Dirty Tricks in Warsaw




The last five years of velvet revolutions in postcommunist Europe have proven that the political and economic processes in one country in transition can have powerful repercussions in neighboring ones. Yet none of these countries will learn from the mistakes of others.


A political and economic bellwether, Poland is currently in the throes of a leadership crisis. Political and financial scandals are hardly news in Eastern Europe. But the forced resignation of Prime Minister Josef Oleksy -- over allegations that he spied for Moscow -- is the first such scandal to be publicly linked to the former patron state, Russia, and to Russian intelligence no less.
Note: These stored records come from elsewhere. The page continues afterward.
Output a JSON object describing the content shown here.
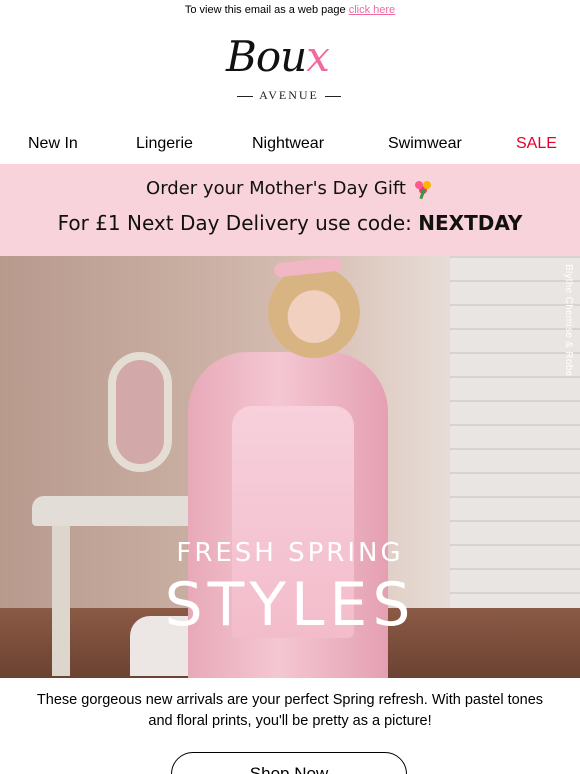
{
  "preheader": {
    "text": "To view this email as a web page",
    "link": "click here"
  },
  "logo": {
    "script_main": "Bou",
    "script_x": "x",
    "sub": "AVENUE"
  },
  "nav": {
    "new_in": "New  In",
    "lingerie": "Lingerie",
    "nightwear": "Nightwear",
    "swimwear": "Swimwear",
    "sale": "SALE"
  },
  "promo": {
    "line1": "Order your Mother's Day Gift",
    "line2_prefix": "For £1 Next Day Delivery use code:",
    "line2_code": "NEXTDAY",
    "icon": "bouquet-icon"
  },
  "hero": {
    "caption": "Blythe Chemise & Robe",
    "title_small": "FRESH SPRING",
    "title_large": "STYLES"
  },
  "body": {
    "copy": "These gorgeous new arrivals are your perfect Spring refresh. With pastel tones and floral prints, you'll be pretty as a picture!"
  },
  "cta": {
    "label": "Shop Now"
  },
  "colors": {
    "promo_bg": "#f9d3dc",
    "sale": "#e4002b",
    "link": "#f06aa0"
  }
}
This fact and the scale of the scandal in Poland -- a comparatively stable state politically, gathering speed economically and unencumbered by a Chechnya -- prompts one to certain conclusions concerning Russian foreign policy, Russian-Polish relations and Russia's internal political struggles.


Coverage of the Oleksy affair in the Russian media has been exceedingly one-sided. So far, only television journalist Yevgeny Kiselyov on his weekly news analysis "Itogi" has tied the scandal to the proposed enlargement of NATO: Moscow may have wanted to discredit the Polish leadership (the former prime minister is usually mentioned in tandem with the president, former Communist Aleksander Kwasniewski) in order to undermine Poland's chances of joining NATO.
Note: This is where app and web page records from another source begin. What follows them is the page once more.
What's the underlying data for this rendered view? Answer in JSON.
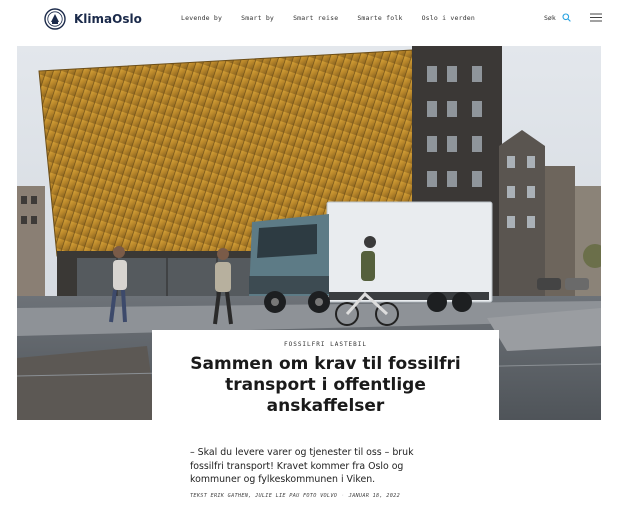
{
  "header": {
    "logo_text": "KlimaOslo",
    "nav": [
      "Levende by",
      "Smart by",
      "Smart reise",
      "Smarte folk",
      "Oslo i verden"
    ],
    "search_label": "Søk",
    "accent": "#2aa3e0"
  },
  "article": {
    "kicker": "FOSSILFRI LASTEBIL",
    "title": "Sammen om krav til fossilfri transport i offentlige anskaffelser",
    "lead": "– Skal du levere varer og tjenester til oss – bruk fossilfri transport! Kravet kommer fra Oslo og kommuner og fylkeskommunen i Viken.",
    "byline_authors": "TEKST ERIK GATHEN, JULIE LIE PAU FOTO VOLVO",
    "byline_date": "JANUAR 18, 2022"
  },
  "icons": {
    "logo": "city-crest-icon",
    "search": "search-icon",
    "menu": "hamburger-menu-icon"
  }
}
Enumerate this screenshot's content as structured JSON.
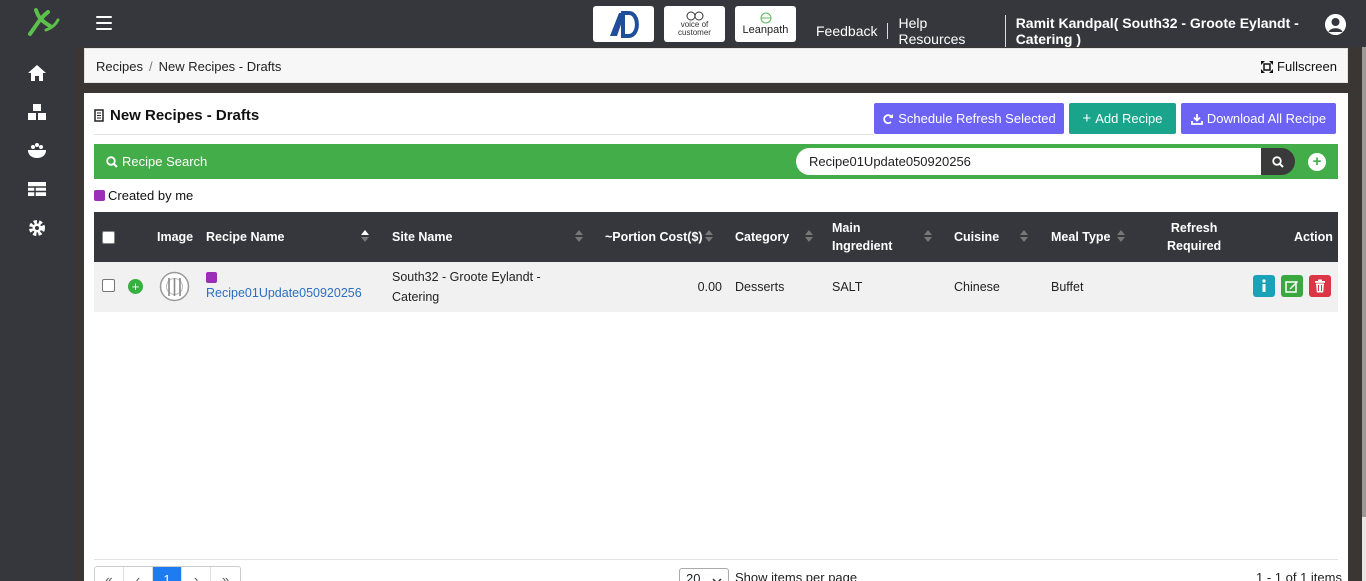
{
  "topbar": {
    "brands": {
      "ad": "AD",
      "voc_line1": "voice of",
      "voc_line2": "customer",
      "leanpath": "Leanpath"
    },
    "links": {
      "feedback": "Feedback",
      "help": "Help Resources",
      "user": "Ramit Kandpal( South32 - Groote Eylandt - Catering )"
    }
  },
  "sidebar": {
    "items": [
      {
        "icon": "home-icon"
      },
      {
        "icon": "boxes-icon"
      },
      {
        "icon": "food-bowl-icon"
      },
      {
        "icon": "table-icon"
      },
      {
        "icon": "gear-icon"
      }
    ]
  },
  "breadcrumb": {
    "root": "Recipes",
    "sep": "/",
    "current": "New Recipes - Drafts"
  },
  "fullscreen_label": "Fullscreen",
  "card": {
    "title": "New Recipes - Drafts",
    "buttons": {
      "schedule": "Schedule Refresh Selected",
      "add": "Add Recipe",
      "download": "Download All Recipe"
    },
    "search": {
      "label": "Recipe Search",
      "value": "Recipe01Update050920256",
      "placeholder": ""
    },
    "legend": "Created by me",
    "legend_color": "#9c2fb8"
  },
  "table": {
    "headers": {
      "image": "Image",
      "recipe_name": "Recipe Name",
      "site_name": "Site Name",
      "portion_cost": "~Portion Cost($)",
      "category": "Category",
      "main_ingredient_1": "Main",
      "main_ingredient_2": "Ingredient",
      "cuisine": "Cuisine",
      "meal_type": "Meal Type",
      "refresh_1": "Refresh",
      "refresh_2": "Required",
      "action": "Action"
    },
    "rows": [
      {
        "recipe_name": "Recipe01Update050920256",
        "site_line1": "South32 - Groote Eylandt -",
        "site_line2": "Catering",
        "portion_cost": "0.00",
        "category": "Desserts",
        "main_ingredient": "SALT",
        "cuisine": "Chinese",
        "meal_type": "Buffet",
        "refresh_required": ""
      }
    ]
  },
  "pagination": {
    "first": "«",
    "prev": "‹",
    "current": "1",
    "next": "›",
    "last": "»",
    "per_page": "20",
    "per_page_label": "Show items per page",
    "items_info": "1 - 1 of 1 items"
  },
  "colors": {
    "accent_purple": "#6c63f5",
    "accent_teal": "#1aa48b",
    "search_green": "#43ad4a",
    "dark": "#35373d"
  }
}
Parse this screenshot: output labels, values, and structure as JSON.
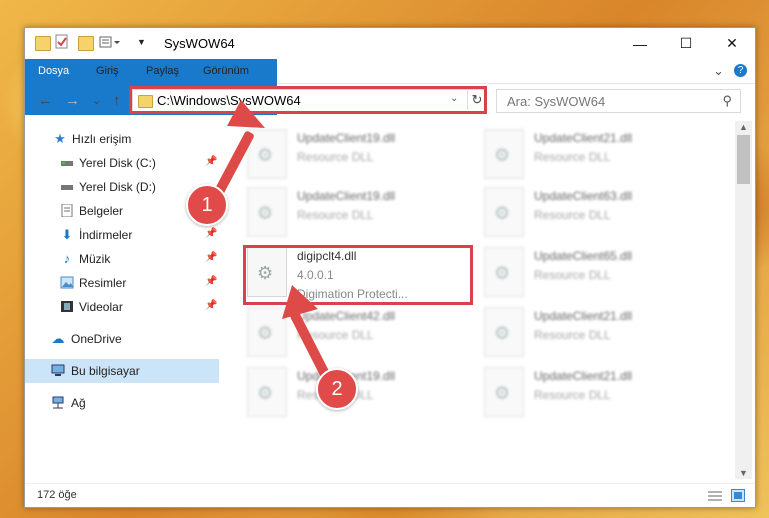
{
  "window": {
    "title": "SysWOW64",
    "minimize_glyph": "—",
    "maximize_glyph": "☐",
    "close_glyph": "✕"
  },
  "ribbon": {
    "tabs": [
      "Dosya",
      "Giriş",
      "Paylaş",
      "Görünüm"
    ],
    "collapse_glyph": "⌄",
    "help_glyph": "?"
  },
  "navigation": {
    "back_glyph": "←",
    "forward_glyph": "→",
    "recent_glyph": "⌄",
    "up_glyph": "↑",
    "address": "C:\\Windows\\SysWOW64",
    "address_dropdown_glyph": "⌄",
    "refresh_glyph": "↻",
    "search_placeholder": "Ara: SysWOW64",
    "search_glyph": "⚲"
  },
  "sidebar": {
    "items": [
      {
        "label": "Hızlı erişim",
        "icon": "star-icon"
      },
      {
        "label": "Yerel Disk (C:)",
        "icon": "drive-icon"
      },
      {
        "label": "Yerel Disk (D:)",
        "icon": "drive-icon"
      },
      {
        "label": "Belgeler",
        "icon": "documents-icon"
      },
      {
        "label": "İndirmeler",
        "icon": "download-icon"
      },
      {
        "label": "Müzik",
        "icon": "music-icon"
      },
      {
        "label": "Resimler",
        "icon": "pictures-icon"
      },
      {
        "label": "Videolar",
        "icon": "video-icon"
      },
      {
        "label": "OneDrive",
        "icon": "cloud-icon"
      },
      {
        "label": "Bu bilgisayar",
        "icon": "computer-icon"
      },
      {
        "label": "Ağ",
        "icon": "network-icon"
      }
    ]
  },
  "files": [
    {
      "name": "UpdateClient19.dll",
      "desc": "Resource DLL"
    },
    {
      "name": "UpdateClient21.dll",
      "desc": "Resource DLL"
    },
    {
      "name": "UpdateClient19.dll",
      "desc": "Resource DLL"
    },
    {
      "name": "UpdateClient63.dll",
      "desc": "Resource DLL"
    },
    {
      "name": "digipclt4.dll",
      "version": "4.0.0.1",
      "desc": "Digimation Protecti..."
    },
    {
      "name": "UpdateClient65.dll",
      "desc": "Resource DLL"
    },
    {
      "name": "UpdateClient42.dll",
      "desc": "Resource DLL"
    },
    {
      "name": "UpdateClient21.dll",
      "desc": "Resource DLL"
    },
    {
      "name": "UpdateClient19.dll",
      "desc": "Resource DLL"
    },
    {
      "name": "UpdateClient21.dll",
      "desc": "Resource DLL"
    }
  ],
  "status": {
    "item_count": "172 öğe"
  },
  "annotations": {
    "step1": "1",
    "step2": "2"
  },
  "colors": {
    "accent": "#1979ca",
    "highlight": "#d8424a",
    "selection": "#cce4f7"
  }
}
Russians realize that Poland's left wing will do all it can to promote possible membership in NATO since this would be an undeniable feather in its cap at home and abroad -- which is why Russian intelligence has been charged with the task of compromising the Polish left. Even before winning last year's presidential election, Kwasniewski made it clear that joining NATO would be one of his administration's top priorities.


Although Oleksy has yet to be formally charged, Russian intelligence is already perceived as a prime witness in the case. Asked if the KGB was to blame in the Oleksy affair, former Polish Interior Minister A. Macherevic said: No, the KGB was not to blame because there is no KGB anymore. There are several services whose actions and interests do not always coincide.


On the other hand, those who say the same allegations being made about Oleksy could be made about half of Poland's political elite have a point. That was the reality in the socialist camp. Those were the rules. Information was exchanged around dinner tables, on hunting trips, in the baths. Nobody considered it espionage, one didn't have to be an agent to play the game. Nobel Laureate and former Polish president Lech Walesa does not deny that "he may have signed something along the line." And the West was well aware of these rules. So the Oleksy affair is hardly likely to influence NATO's decision on enlargement.


NATO aside, the scandal has clearly complicated the overdue business of improving Russian-Polish relations. The endless articles larded with the epithet "KGB agent" cannot fail to create the popular impression that Oleksy was just that. Meanwhile, Russia and Poland have a host of mutual problems to solve, including economic cooperation, transportation, illegal migration, terrorism, narcotics trafficking and the arms trade.


The internal politics of this crisis, however, is the most important of all. Kwasniewski has now decided to do what even the leaders of Solidarity could not: to conduct background checks on members of government. This decision will strengthen the political role of Polish intelligence. Selective checks ? what Walesa calls "smart checks" ? would clearly become a punitive instrument.


The inertia of Bolshevist "special methods" is at work in Poland, initatiated by the ones who brought down the Bolshevist regime. It is no accident that the Oleksy affair was made public by Walesa only after losing his bid for re-election.


During every change of power, Poland's Tribuna daily newspaper wrote recently, intelligence is used first to whip up public protest and then to channel it. Thus General Wojciech Jaruzelski subordinated intelligence to the military leaders before imposing martial law. When Walesa was president, the reorganized intelligence service served not just one idea, but one man. The parallels with Russian political reality are sadly clear, except that here, as the Pervomaiskoye tragedy showed, the military leaders take orders from intelligence.


One of Poland's greatest essayists and thinkers, Adam Michnik, wrote in a recent editorial that the people interested in an all-out confrontation are the people who reject the results of the last election and would use the accusations against the former prime minister to attack the government's constitutional order. It will take efforts on both sides of the barricades to avert the logic of a murderous confrontation, Michnik concludes; otherwise we will all drown in the morass.


With five months to go until the presidential elections in Russia, the barricades are already up. And Communist leader Gennady Zyuganov's chances of winning, the polls tell us, are good. Russia's greatest achievement on the road to democracy is the fact the parliamentary elections were held. That the Communists received a relative majority is, evidently, natural and to be expected of a society in transition.


Poland's experience suggests that a left-wing government is not the greatest danger to democracy. The greatest danger is when special methods are employed against legally elected representatives, creating havoc in a society tired of cataclysms -- when power struggles threaten to shatter the fragile foundations of constitutionalism. Will Russia manage to learn this time from the mistakes of its neighbor?





Irina Kobrinskaya is a senior associate at the Carnegie Endowment for International Peace and the Academy of Sciences' USA and Canada Institute. She contributed this comment to The Moscow Times.